Task to complete
Please repeat the records beneath this task exactly as they appear, but skip the images.

Entries from a dataset of interfaces
* * * * * * *
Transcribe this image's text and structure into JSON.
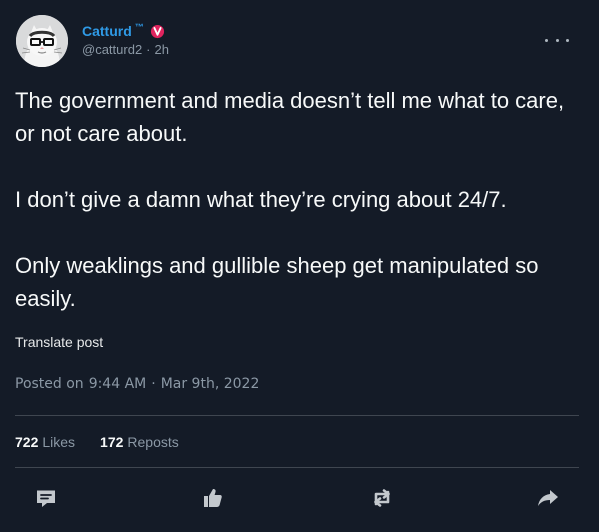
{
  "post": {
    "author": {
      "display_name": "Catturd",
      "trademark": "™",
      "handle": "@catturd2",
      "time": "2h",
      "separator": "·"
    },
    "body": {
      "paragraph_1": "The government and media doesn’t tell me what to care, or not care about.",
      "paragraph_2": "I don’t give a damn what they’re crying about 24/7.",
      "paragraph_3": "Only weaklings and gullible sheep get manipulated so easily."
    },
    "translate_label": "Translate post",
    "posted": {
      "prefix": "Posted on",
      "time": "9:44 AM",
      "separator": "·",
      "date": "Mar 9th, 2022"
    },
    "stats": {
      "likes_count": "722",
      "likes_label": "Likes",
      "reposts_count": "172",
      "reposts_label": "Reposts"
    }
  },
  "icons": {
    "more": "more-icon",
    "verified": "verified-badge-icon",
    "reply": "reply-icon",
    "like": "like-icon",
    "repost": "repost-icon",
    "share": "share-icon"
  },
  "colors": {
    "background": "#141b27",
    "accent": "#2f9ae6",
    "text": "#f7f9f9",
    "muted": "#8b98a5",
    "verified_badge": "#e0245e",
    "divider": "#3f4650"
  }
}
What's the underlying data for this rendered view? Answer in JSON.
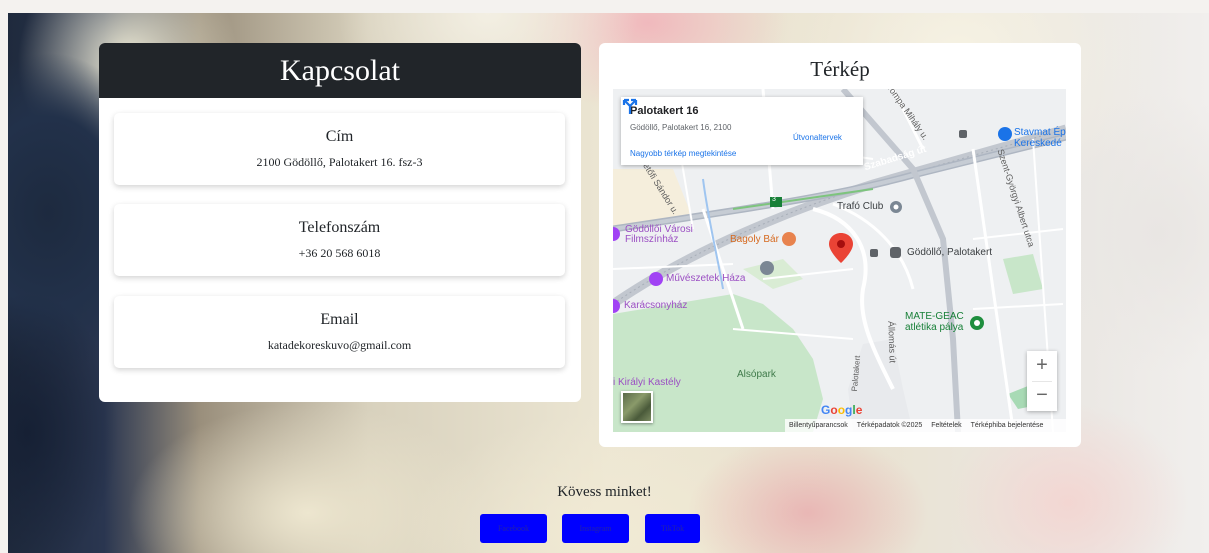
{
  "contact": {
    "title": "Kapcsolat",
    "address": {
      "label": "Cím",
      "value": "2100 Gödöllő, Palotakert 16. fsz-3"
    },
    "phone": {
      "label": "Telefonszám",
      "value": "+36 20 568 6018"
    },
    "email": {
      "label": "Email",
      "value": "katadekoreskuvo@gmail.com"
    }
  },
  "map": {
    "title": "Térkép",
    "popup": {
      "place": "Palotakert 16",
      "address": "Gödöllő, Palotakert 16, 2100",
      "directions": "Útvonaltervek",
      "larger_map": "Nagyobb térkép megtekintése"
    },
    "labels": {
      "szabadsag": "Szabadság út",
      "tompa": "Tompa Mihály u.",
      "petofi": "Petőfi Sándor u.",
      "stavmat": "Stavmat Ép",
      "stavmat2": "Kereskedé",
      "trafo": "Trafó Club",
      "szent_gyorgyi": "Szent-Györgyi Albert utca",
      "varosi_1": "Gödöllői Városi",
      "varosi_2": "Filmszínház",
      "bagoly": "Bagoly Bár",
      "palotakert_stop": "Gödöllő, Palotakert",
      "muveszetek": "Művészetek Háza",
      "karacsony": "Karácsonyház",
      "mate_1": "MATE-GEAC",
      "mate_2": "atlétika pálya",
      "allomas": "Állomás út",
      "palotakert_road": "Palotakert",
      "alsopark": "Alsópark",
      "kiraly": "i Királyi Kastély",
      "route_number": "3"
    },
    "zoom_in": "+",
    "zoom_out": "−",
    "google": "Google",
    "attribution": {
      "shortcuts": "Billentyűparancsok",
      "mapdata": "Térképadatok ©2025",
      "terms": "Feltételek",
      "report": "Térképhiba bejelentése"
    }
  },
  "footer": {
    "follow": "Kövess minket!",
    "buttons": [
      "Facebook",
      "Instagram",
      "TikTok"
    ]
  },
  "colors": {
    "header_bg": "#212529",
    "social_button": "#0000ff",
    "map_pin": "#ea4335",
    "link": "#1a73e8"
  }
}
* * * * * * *
Task answer
Transcribe this image's text and structure into JSON.
{
  "post": {
    "author": {
      "display_name": "Catturd",
      "trademark": "™",
      "handle": "@catturd2",
      "time": "2h",
      "separator": "·"
    },
    "body": {
      "paragraph_1": "The government and media doesn’t tell me what to care, or not care about.",
      "paragraph_2": "I don’t give a damn what they’re crying about 24/7.",
      "paragraph_3": "Only weaklings and gullible sheep get manipulated so easily."
    },
    "translate_label": "Translate post",
    "posted": {
      "prefix": "Posted on",
      "time": "9:44 AM",
      "separator": "·",
      "date": "Mar 9th, 2022"
    },
    "stats": {
      "likes_count": "722",
      "likes_label": "Likes",
      "reposts_count": "172",
      "reposts_label": "Reposts"
    }
  },
  "icons": {
    "more": "more-icon",
    "verified": "verified-badge-icon",
    "reply": "reply-icon",
    "like": "like-icon",
    "repost": "repost-icon",
    "share": "share-icon"
  },
  "colors": {
    "background": "#141b27",
    "accent": "#2f9ae6",
    "text": "#f7f9f9",
    "muted": "#8b98a5",
    "verified_badge": "#e0245e",
    "divider": "#3f4650"
  }
}
What's the underlying data for this rendered view? Answer in JSON.
{
  "contact": {
    "title": "Kapcsolat",
    "address": {
      "label": "Cím",
      "value": "2100 Gödöllő, Palotakert 16. fsz-3"
    },
    "phone": {
      "label": "Telefonszám",
      "value": "+36 20 568 6018"
    },
    "email": {
      "label": "Email",
      "value": "katadekoreskuvo@gmail.com"
    }
  },
  "map": {
    "title": "Térkép",
    "popup": {
      "place": "Palotakert 16",
      "address": "Gödöllő, Palotakert 16, 2100",
      "directions": "Útvonaltervek",
      "larger_map": "Nagyobb térkép megtekintése"
    },
    "labels": {
      "szabadsag": "Szabadság út",
      "tompa": "Tompa Mihály u.",
      "petofi": "Petőfi Sándor u.",
      "stavmat": "Stavmat Ép",
      "stavmat2": "Kereskedé",
      "trafo": "Trafó Club",
      "szent_gyorgyi": "Szent-Györgyi Albert utca",
      "varosi_1": "Gödöllői Városi",
      "varosi_2": "Filmszínház",
      "bagoly": "Bagoly Bár",
      "palotakert_stop": "Gödöllő, Palotakert",
      "muveszetek": "Művészetek Háza",
      "karacsony": "Karácsonyház",
      "mate_1": "MATE-GEAC",
      "mate_2": "atlétika pálya",
      "allomas": "Állomás út",
      "palotakert_road": "Palotakert",
      "alsopark": "Alsópark",
      "kiraly": "i Királyi Kastély",
      "route_number": "3"
    },
    "zoom_in": "+",
    "zoom_out": "−",
    "google": "Google",
    "attribution": {
      "shortcuts": "Billentyűparancsok",
      "mapdata": "Térképadatok ©2025",
      "terms": "Feltételek",
      "report": "Térképhiba bejelentése"
    }
  },
  "footer": {
    "follow": "Kövess minket!",
    "buttons": [
      "Facebook",
      "Instagram",
      "TikTok"
    ]
  },
  "colors": {
    "header_bg": "#212529",
    "social_button": "#0000ff",
    "map_pin": "#ea4335",
    "link": "#1a73e8"
  }
}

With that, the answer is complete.